• _WORK TASK_
Across all entries below, how many lines include "JSON"? Only the number, please.

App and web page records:

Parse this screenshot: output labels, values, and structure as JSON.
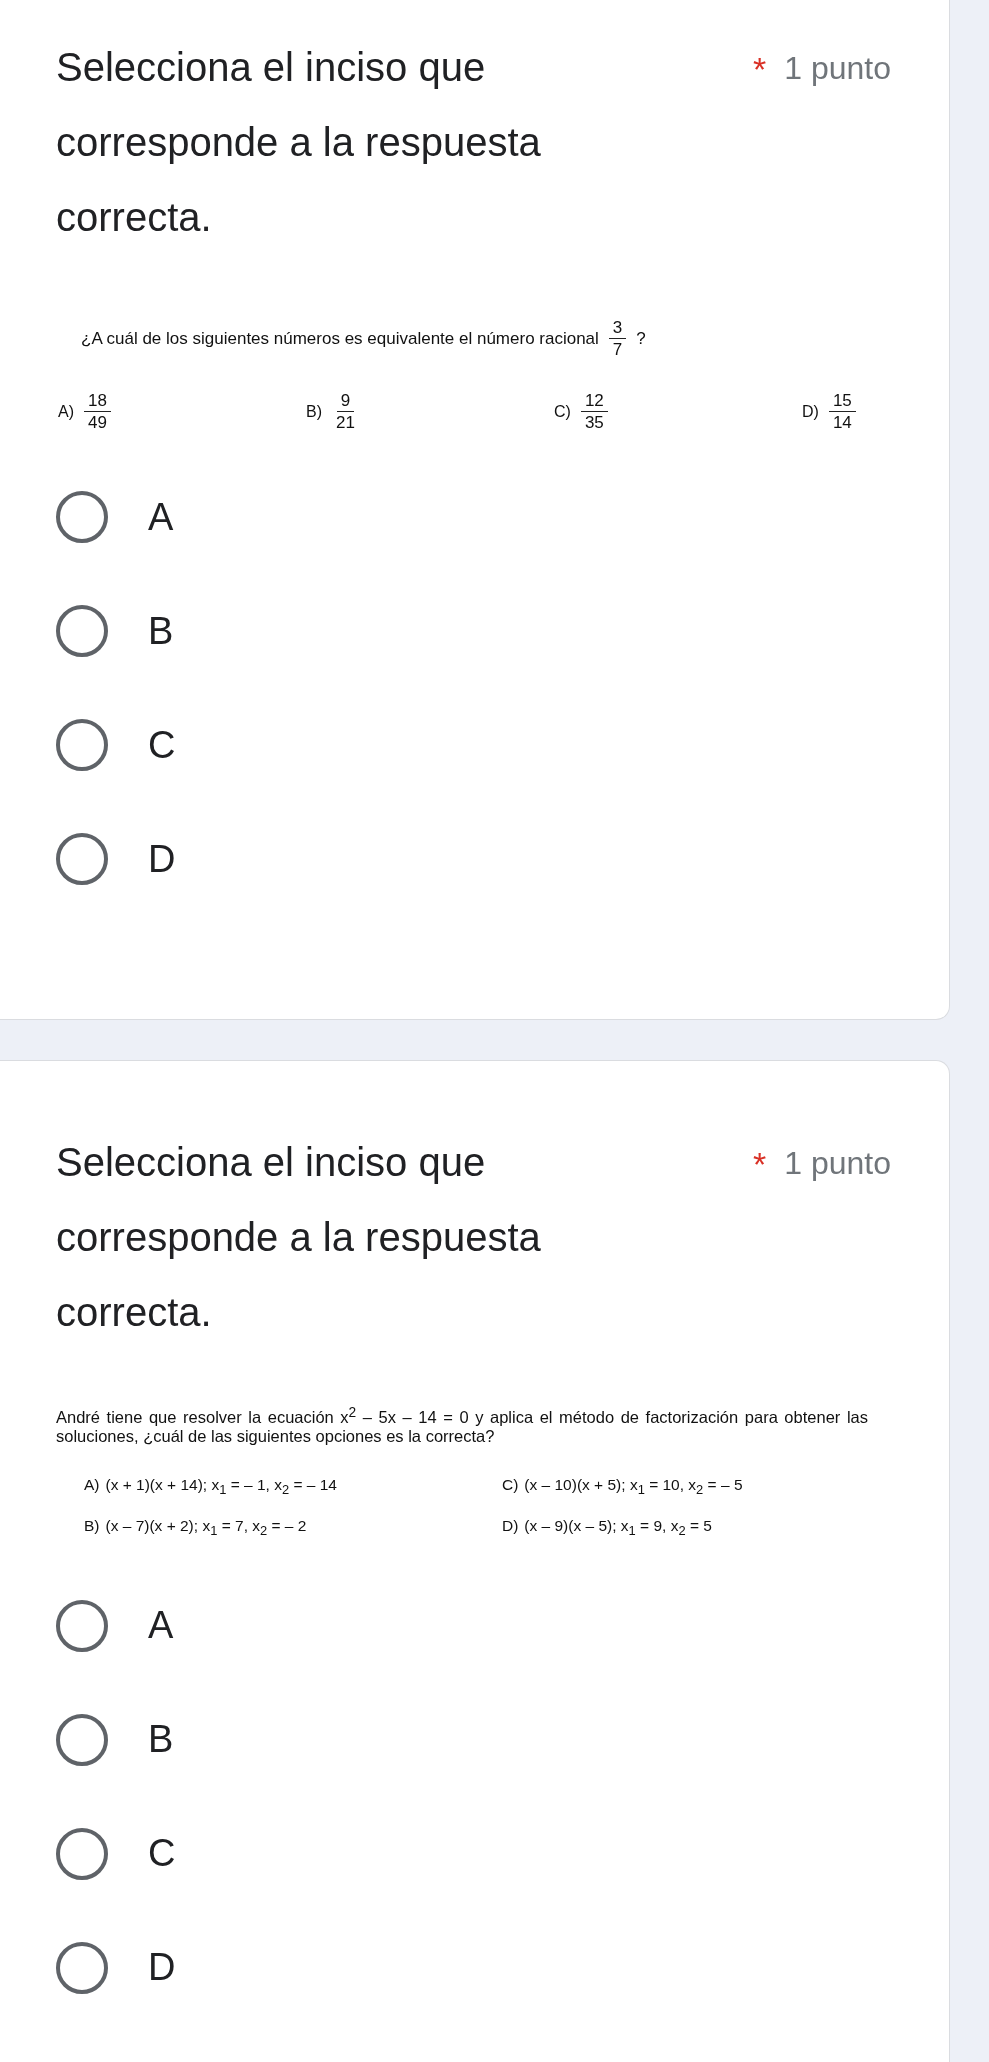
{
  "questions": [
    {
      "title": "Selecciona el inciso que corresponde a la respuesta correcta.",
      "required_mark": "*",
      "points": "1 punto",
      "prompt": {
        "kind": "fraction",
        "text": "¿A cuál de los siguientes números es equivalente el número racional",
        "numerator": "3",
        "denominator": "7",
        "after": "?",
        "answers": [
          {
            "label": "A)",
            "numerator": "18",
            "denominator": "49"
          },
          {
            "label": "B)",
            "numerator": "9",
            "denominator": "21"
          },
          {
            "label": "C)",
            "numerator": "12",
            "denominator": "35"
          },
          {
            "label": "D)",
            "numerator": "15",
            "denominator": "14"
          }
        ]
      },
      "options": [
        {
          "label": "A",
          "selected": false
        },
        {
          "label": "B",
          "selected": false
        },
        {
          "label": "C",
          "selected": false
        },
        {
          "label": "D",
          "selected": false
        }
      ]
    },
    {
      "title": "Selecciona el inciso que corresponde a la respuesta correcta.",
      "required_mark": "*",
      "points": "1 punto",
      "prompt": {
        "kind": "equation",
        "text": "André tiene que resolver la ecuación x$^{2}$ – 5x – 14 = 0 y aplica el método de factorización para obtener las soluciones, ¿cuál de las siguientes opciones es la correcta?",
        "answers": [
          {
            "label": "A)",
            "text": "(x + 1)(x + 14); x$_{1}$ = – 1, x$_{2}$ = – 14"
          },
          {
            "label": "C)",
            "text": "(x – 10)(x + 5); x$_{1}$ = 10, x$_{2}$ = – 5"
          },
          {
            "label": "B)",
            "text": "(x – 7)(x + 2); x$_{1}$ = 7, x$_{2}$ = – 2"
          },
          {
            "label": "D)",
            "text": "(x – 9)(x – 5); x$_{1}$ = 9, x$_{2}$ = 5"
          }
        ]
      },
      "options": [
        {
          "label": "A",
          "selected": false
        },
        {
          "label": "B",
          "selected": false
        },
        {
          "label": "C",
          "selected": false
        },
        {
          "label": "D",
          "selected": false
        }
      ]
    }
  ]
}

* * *

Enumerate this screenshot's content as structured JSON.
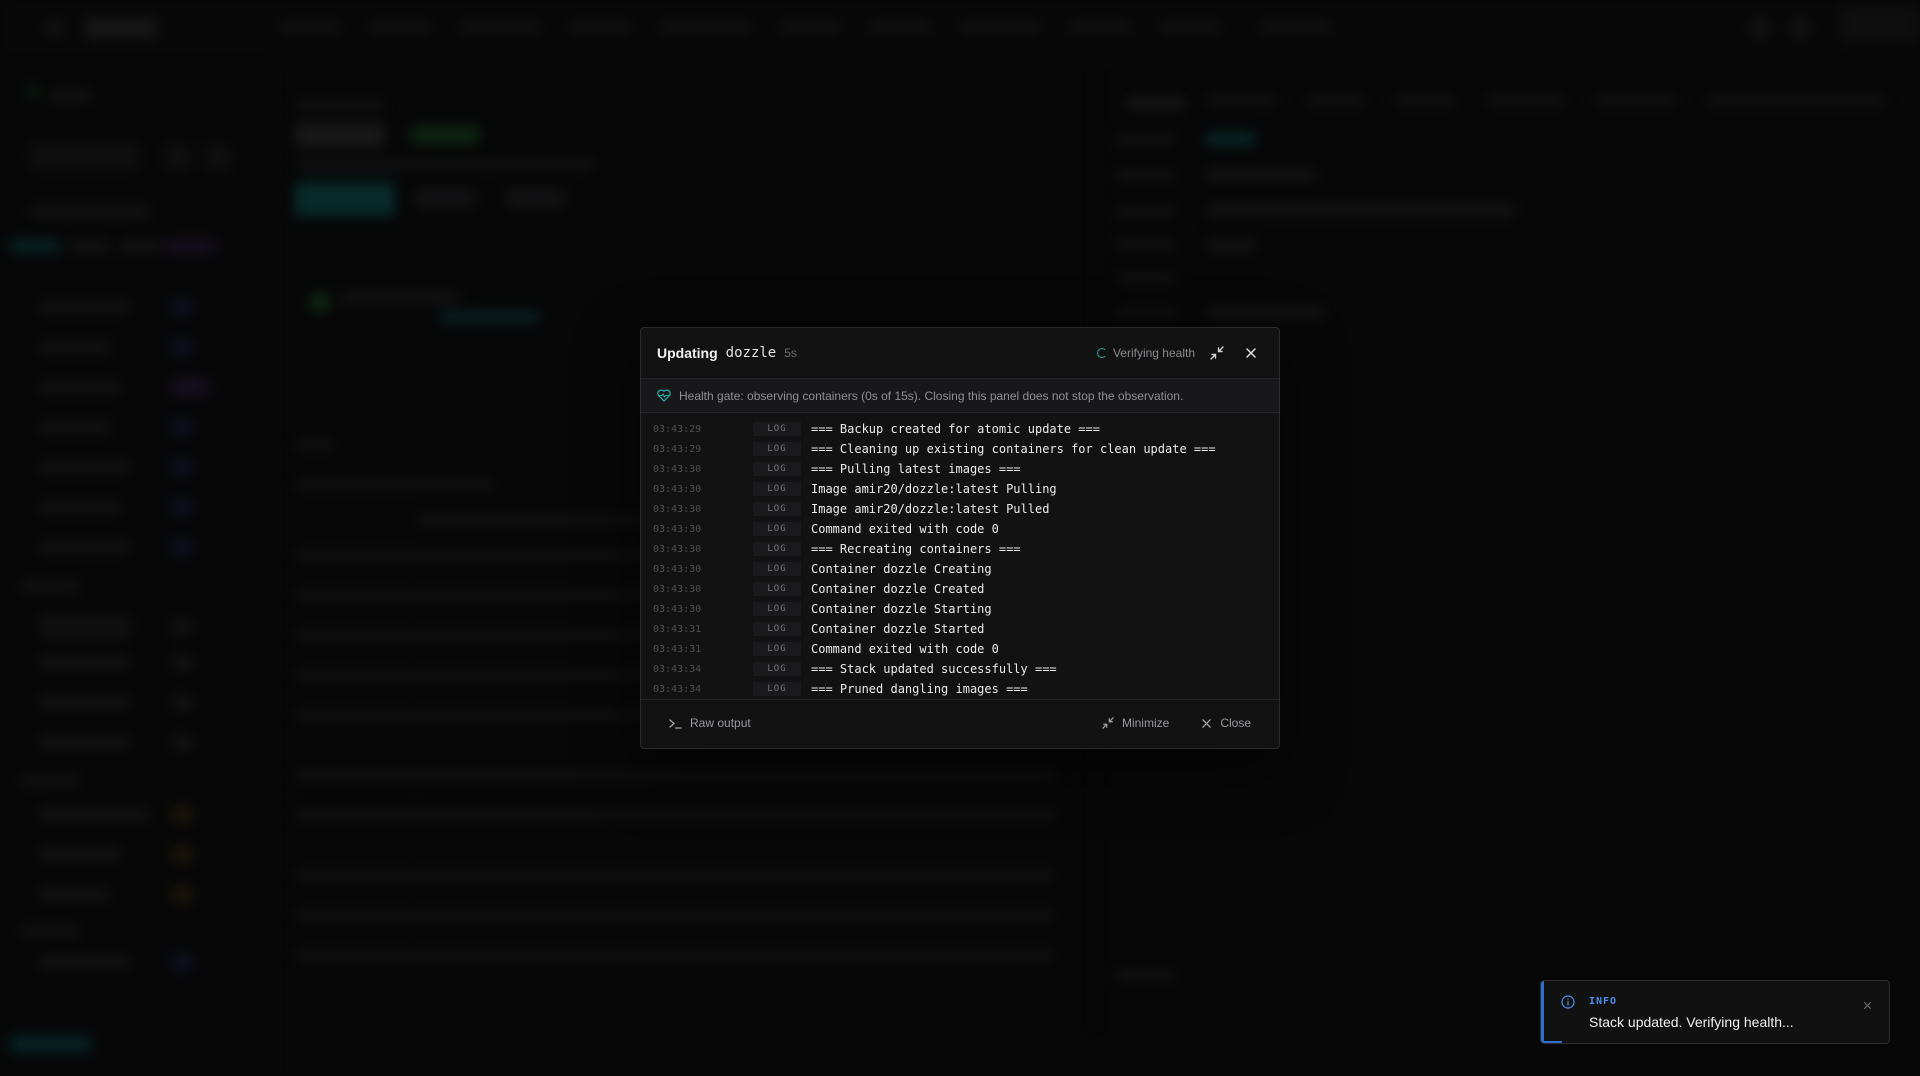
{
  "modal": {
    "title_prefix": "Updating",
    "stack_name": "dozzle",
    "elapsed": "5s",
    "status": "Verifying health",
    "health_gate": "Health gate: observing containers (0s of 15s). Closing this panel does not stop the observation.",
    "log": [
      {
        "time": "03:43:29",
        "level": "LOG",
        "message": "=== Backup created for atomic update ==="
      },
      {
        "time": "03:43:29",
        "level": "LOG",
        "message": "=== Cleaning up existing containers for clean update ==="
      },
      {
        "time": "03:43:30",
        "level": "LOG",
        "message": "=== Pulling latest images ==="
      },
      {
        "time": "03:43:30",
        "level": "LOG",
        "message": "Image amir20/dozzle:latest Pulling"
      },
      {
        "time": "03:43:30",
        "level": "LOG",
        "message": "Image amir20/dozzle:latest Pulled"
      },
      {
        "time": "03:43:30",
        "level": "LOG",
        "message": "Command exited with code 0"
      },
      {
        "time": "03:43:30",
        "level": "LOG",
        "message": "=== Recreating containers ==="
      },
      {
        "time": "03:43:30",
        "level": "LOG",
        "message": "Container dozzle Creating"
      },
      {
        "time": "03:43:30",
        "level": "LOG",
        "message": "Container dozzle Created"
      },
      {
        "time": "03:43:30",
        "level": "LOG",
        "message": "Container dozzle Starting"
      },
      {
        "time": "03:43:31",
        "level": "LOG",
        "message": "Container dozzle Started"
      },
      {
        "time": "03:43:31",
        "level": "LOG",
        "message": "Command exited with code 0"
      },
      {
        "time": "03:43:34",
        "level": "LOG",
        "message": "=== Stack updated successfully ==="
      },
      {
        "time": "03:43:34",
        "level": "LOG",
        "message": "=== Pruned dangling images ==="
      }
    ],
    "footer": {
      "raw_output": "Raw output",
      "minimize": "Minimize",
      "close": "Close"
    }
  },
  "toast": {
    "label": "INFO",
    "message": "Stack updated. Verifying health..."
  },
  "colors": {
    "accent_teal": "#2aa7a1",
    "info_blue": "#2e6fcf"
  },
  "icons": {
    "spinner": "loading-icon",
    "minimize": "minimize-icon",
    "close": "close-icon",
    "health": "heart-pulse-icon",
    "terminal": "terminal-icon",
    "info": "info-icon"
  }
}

• _TASK SOLUTION_
2